OAKLEY -- Now that he's retired, Rich Jarvis finally has time to turn his backyard into an edible garden.

A small orchard of peach, pear and apricot trees would fill the back half; raised planter beds full of vegetables along with a greenhouse for cultivating plants in the winter would take up the rest.

There's just one wrinkle: A large swath of turf in Jarvis' Oakley yard is waterlogged.

Mounds of wet mud lie near the two holes he dug to assess the situation; roughly 2½ feet wide and 2 to 3 feet deep, both are brimming with water and are full again about five hours after he drains them with a pump.

"Right now it's, 'Let's see if the water gets under my foundation,'" said Jarvis, who's starting to worry about mold developing under his house and its foundation weakening as the dampness creeps ever closer to his back porch.
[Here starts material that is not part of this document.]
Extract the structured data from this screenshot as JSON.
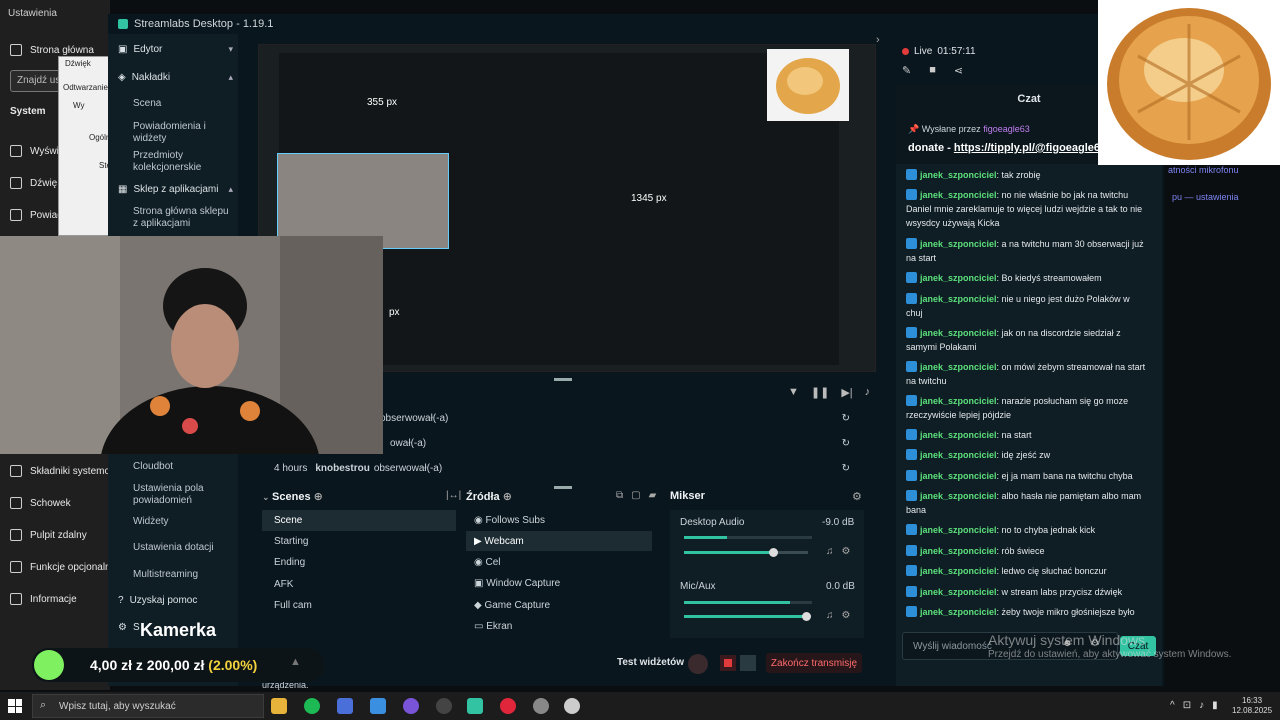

Jarvis noted that the problem also affects two of his neighbors, one of whom told him that the excess water is requiring him to adjust the pH in his swimming pool more often than usual.

The trouble came to light this summer while Jarvis was transferring rocks from his front yard to the back. His wheelbarrow began sinking into the unnaturally soft soil, alerting him to the possibility that the canal on the other side of his fence had started leaking again.

In 1999, the Contra Costa Water District, which operates and maintains the Contra Costa Canal, drained an approximately 500-foot section of the conduit that was leaking and replaced two panels of its concrete liner.

Although it wasn't fast enough to save a handful of Jarvis' cypress trees, the soil dried up after that.

Responding to his recent complaints, the district in August took water samples in an effort to determine the source of the water, but the results were inconclusive, said district spokeswoman Jennifer Allen. CCWD also had a diver look for hairline cracks in the concrete walls and check the caulking between sections of panels.

"We're going to work with (Jarvis) until we find a solution," she said, noting that the district is prepared to hire outside experts if necessary.

In the meantime, district engineers are reviewing the information the diver provided, Allen said.

If the canal proves to be the culprit, the next question will be whether the problem can be fixed in the course of the routine maintenance the district does in December. Because there's less demand for irrigation water in the winter, water levels in the canal are lower and that makes it easier to spot cracked and missing caulking and fix it with underwater epoxy.

If that doesn't do the trick, Jarvis says he's not sure what else he can do.

"All I want is to be able to landscape my property," he said. "I could do so much with it."

Contact Rowena Coetsee at 925-779-7141. Follow her at Twitter.com/RowenaCoetsee.